Andrew Benintendi is heading to KC.
The Red Sox shipped the 26-year-old outfielder to the Royals on Wednesday, continuing the (light) teardown of the team, a year after dealing Mookie Betts to the Dodgers in a blockbuster.
The #RedSox today traded OF Andrew Benintendi and cash considerations to the KC Royals, in exchange for OF Franchy Cordero & 2 players to be named later.
Additionally, the Red Sox received minor league RHP Josh Winckowski & a player to be named later from the New York Mets.
— Red Sox (@RedSox) February 11, 2021
The Red Sox net three players to be named later, outfielder Franchy Cordero from the Royals and pitcher Josh Winckowski from the Mets in the deal, making for a fair amount of moving parts in the three-team pact.
There’s a fair amount going on here, not much of it helping for the now. Here’s how it breaks down:
Andrew Benintendi trade grades
Royals get: Outfielder Andrew Benintendi from the Red Sox
The Royals are, quietly, putting together a pretty decent offseason. They bought Benintendi on the cheap, added Carlos Santana on a two-year deal, signed Mike Minor to help out the rotation and have a farm system on the come-up.
The catch: Benintendi is coming off a 14-game season during which he battled a rib injury, so who knows whether he’s more the four-win player he was in 2018 or the World Series-hungover dude he was in 2019. Still, buying low on Benintendi (the Sox are throwing in cash, too) makes for a very good move right now, even if we’re waiting to see who the prospects are the Royals are sending back to Boston.
At 26, Benintendi is presumably entering the prime of his career and has one more year of team control after 2021, which, we know, is like gold in today’s game. The Royals add a lefty to the lineup that features a bit of pop with Santana and Jorge Soler.
Benintendi should fit in nicely, even if the Royals are subtracting slightly from a farm system that’s on the up-and-up right now.
Red Sox: Incomplete
Red Sox get: Outfielder Franchy Cordero, two PTBNL (from Royals), RHP Josh Winckowski, PTBNL (from Mets)
It’s difficult to say where the Red Sox truly grade out here, so we’re handing out the rare “Incomplete” grade, considering the meat of this deal is in the players to be named later.

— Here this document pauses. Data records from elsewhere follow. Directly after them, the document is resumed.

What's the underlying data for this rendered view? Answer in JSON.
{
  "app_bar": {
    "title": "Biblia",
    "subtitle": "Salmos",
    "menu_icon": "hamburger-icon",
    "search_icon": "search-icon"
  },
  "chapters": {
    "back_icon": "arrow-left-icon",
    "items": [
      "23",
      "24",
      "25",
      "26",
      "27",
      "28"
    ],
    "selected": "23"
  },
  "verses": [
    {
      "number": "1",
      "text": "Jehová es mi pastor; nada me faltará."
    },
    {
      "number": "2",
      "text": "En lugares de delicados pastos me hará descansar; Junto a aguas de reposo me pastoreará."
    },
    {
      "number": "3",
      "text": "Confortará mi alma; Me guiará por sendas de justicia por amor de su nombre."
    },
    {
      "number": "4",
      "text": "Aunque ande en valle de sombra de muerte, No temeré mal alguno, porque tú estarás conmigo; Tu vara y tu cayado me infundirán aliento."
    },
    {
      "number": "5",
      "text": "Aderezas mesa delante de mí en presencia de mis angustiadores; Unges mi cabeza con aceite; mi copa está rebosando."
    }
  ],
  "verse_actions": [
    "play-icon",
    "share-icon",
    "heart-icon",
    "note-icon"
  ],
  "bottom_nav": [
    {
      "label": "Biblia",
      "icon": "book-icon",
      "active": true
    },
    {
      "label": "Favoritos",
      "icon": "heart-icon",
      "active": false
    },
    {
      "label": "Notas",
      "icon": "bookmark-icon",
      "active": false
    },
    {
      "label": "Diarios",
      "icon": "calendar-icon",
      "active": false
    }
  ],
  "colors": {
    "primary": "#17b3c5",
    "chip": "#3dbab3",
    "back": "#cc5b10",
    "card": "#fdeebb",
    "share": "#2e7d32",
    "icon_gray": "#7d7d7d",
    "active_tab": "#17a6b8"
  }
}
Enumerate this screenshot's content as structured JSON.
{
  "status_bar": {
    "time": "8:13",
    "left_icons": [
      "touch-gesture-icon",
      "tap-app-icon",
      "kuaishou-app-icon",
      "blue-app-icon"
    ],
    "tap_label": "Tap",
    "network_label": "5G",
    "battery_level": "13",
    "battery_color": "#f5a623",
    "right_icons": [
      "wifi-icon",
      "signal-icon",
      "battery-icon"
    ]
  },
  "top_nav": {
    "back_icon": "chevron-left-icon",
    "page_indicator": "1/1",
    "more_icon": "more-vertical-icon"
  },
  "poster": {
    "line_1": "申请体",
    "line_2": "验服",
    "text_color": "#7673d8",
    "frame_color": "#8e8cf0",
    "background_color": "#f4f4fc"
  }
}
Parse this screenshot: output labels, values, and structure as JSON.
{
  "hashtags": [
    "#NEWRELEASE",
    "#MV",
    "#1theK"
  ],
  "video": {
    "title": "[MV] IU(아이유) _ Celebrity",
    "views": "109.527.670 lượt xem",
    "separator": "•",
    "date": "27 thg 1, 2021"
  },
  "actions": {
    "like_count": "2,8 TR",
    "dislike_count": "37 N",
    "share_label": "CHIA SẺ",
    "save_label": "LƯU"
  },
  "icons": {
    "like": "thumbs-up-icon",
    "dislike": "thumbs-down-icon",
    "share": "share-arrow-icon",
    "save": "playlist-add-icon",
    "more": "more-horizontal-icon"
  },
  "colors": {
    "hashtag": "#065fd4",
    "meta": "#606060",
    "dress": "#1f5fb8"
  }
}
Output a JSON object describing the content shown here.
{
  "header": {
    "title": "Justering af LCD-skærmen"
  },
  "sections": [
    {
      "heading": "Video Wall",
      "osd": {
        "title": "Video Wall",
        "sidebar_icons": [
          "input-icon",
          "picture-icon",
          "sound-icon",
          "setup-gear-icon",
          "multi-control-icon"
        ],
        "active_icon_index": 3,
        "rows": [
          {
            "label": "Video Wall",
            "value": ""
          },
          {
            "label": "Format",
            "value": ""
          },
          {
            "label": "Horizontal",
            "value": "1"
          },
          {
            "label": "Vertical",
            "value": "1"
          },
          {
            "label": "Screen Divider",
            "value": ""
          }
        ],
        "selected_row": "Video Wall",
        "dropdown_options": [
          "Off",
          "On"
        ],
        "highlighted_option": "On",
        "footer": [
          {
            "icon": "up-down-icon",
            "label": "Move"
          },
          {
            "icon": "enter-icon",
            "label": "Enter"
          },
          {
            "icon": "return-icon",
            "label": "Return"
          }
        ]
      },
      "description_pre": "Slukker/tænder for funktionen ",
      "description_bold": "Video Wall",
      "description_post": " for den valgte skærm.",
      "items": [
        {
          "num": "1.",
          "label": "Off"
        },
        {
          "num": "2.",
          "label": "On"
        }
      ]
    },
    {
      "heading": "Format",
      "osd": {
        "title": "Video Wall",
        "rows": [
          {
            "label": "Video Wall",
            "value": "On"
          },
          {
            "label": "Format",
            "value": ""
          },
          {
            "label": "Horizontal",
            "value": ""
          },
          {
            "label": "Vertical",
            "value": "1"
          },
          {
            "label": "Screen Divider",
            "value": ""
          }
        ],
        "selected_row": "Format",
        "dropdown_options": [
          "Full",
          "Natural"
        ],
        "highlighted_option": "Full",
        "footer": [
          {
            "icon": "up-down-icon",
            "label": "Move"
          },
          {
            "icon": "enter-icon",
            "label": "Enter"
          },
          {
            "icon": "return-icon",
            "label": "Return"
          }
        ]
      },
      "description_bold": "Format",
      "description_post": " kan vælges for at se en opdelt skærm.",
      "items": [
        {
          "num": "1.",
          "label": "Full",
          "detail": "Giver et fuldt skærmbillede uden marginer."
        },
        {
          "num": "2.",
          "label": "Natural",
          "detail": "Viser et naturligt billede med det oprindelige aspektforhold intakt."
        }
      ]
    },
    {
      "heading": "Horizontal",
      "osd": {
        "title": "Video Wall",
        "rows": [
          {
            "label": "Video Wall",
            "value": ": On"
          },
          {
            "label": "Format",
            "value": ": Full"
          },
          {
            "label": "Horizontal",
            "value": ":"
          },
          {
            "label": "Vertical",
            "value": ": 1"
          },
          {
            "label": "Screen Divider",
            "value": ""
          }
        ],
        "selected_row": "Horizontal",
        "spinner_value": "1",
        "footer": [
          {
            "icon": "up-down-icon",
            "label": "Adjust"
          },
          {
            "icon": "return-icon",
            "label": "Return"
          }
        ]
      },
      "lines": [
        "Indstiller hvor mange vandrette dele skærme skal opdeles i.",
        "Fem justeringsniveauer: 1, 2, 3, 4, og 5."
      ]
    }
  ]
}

Right now, Boston gets the toolsy outfielder Franchy Cordero from the Royals, who will slot into an outfield spot with the departure of Benintendi. Cordero will be playing for his third team in as many seasons, and has yet to put it all together as a major leaguer. But if the Red Sox can tap into his potential, then he could be a very good add for Boston right now.
Cordero came up as an uber-talented outfielder with the Padres and was dealt to the Royals last year. He’s an average defender with a strong arm, though he’s coming off a rough year in which he had a wrist injury that sidelined him for the majority of the season.
Time is running out to see what Cordero is, though. They also acquire pitcher Josh Winckowski from the Mets, an A-ball starter with good upside. He throws a low-90s sinker with a decent slider and changeup.
Giving up on Benintendi now isn’t the smartest or best move for a team that needs the talent (and Benintendi wasn’t exactly a costly piece in the outfield), but the team is clearly focused on rebuilding a pretty barren farm system. This trade helps that, netting three prospects in the deal, even if we don’t know names yet.
That said, the Sox can still be good this year: A lineup that features Rafael Devers, Alex Verdugo, JD Martinez and Xander Bogaerts has potential, for sure. But they definitely got weaker in the immediate.
Mets get: Outfielder Khalil Lee from Royals
The Mets and searching for outfield help — name a more iconic duo.
Sneaking in the trade, the Mets pick up Khalil Lee, a 22-year-old outfielder from the Royals who’s just about ready to make the jump to the majors. Lee was one of the Royals’ top prospects a few years ago, and he has lots of promise as both an offensive player and a defender should he develop this year.
The small risk here: There was no minor league season in 2020 because of the pandemic, leaving lots of players’ development in limbo. While Lee has above average on-base skills, his high strikeout rate leaves some questions offensively, but should he continue to progress, they could see him in the majors come September.
Lee’s upside as an all-around player could net the Mets a nice gain in the outfield, something they’ve needed for a few years now. They only had to give up Josh Winckowski, who they got in the recent Steven Matz-to-Toronto deal, and a player to be named later.
It’s a really low-risk, high-reward move for the Mets here, which is front-office smarts that they’ve lacked for some time.